Until now, many retailers have balked at the idea of a bring your own device policy (BYOD) due to legal or security considerations. Disruption is now forcing them to think differently and apply simple tactics, such as user agreements, network gates and integrations, to rapidly expand frontline access to information.
#4: Make training stick
People will not do their jobs differently just because you tellthem to. They’ve developed their job habits over months or years of doing things a certain way. Now, you’re telling them the old ways, such as how to interact with customers, are incorrect (and potentially dangerous). Plus, you’re adding new job tasks, such as sanitization, to the mix. Employees need your help to quickly break old habits and build new ones. Otherwise, inconsistent performance will add more risk to your business.

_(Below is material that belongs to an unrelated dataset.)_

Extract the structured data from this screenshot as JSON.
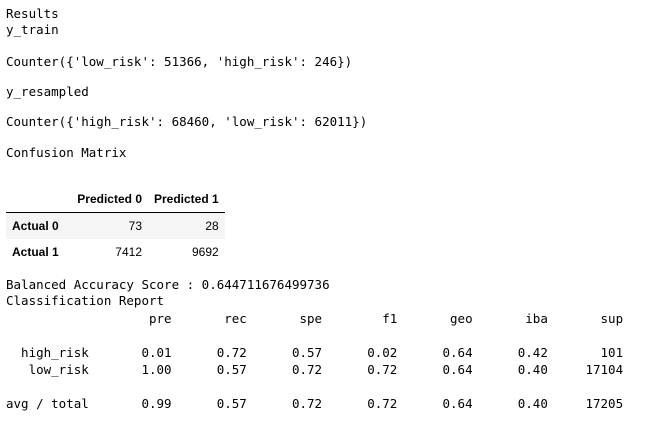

Retailers are using practice and reinforcement activities to make sure training sticks and develops into on-the-job behavior. Employees are answering a few scenario-based questions at the start of each shift. Managers are coaching their teams on high-priority job tasks. These activities take just a few minutes but are having a big impact on frontline performance.
#5: Go beyond checking boxes
Many companies have understandably put compliance training on the backburner during the pandemic. Unfortunately, it's starting to pile up. Plus, new regulations are coming. That means even more compliance training for your frontline. If you try to check these boxes the old way, you’ll spend all of your resources chasing people down to complete boring, irrelevant training.
Retailers are adapting their compliance training strategies to balance regulation and frontline preparedness. L&D is working with their legal partners to clarify the actual compliance requirement. That allows L&D to build targeted solutions that fit into the daily workflow. Retailers are then leveraging daily reinforcement to make sure compliance training sticks. After all, there’s a reason your employees are required to complete this training. Boxes still need to be checked, but employees must also be knowledgeable and confident so they can make the right decisions on the job.
The disruption is far from over. Your frontline workforce will play a critical role in moving your business forward. They need your help to develop the knowledge and skill to prepare for what comes next. Retailers around the world are learning quickly and closing gaps in their frontline communication and training strategies in order to improve their overall business resilience.
What have you learned so far?
Be safe. Be well. And be kind to the frontline.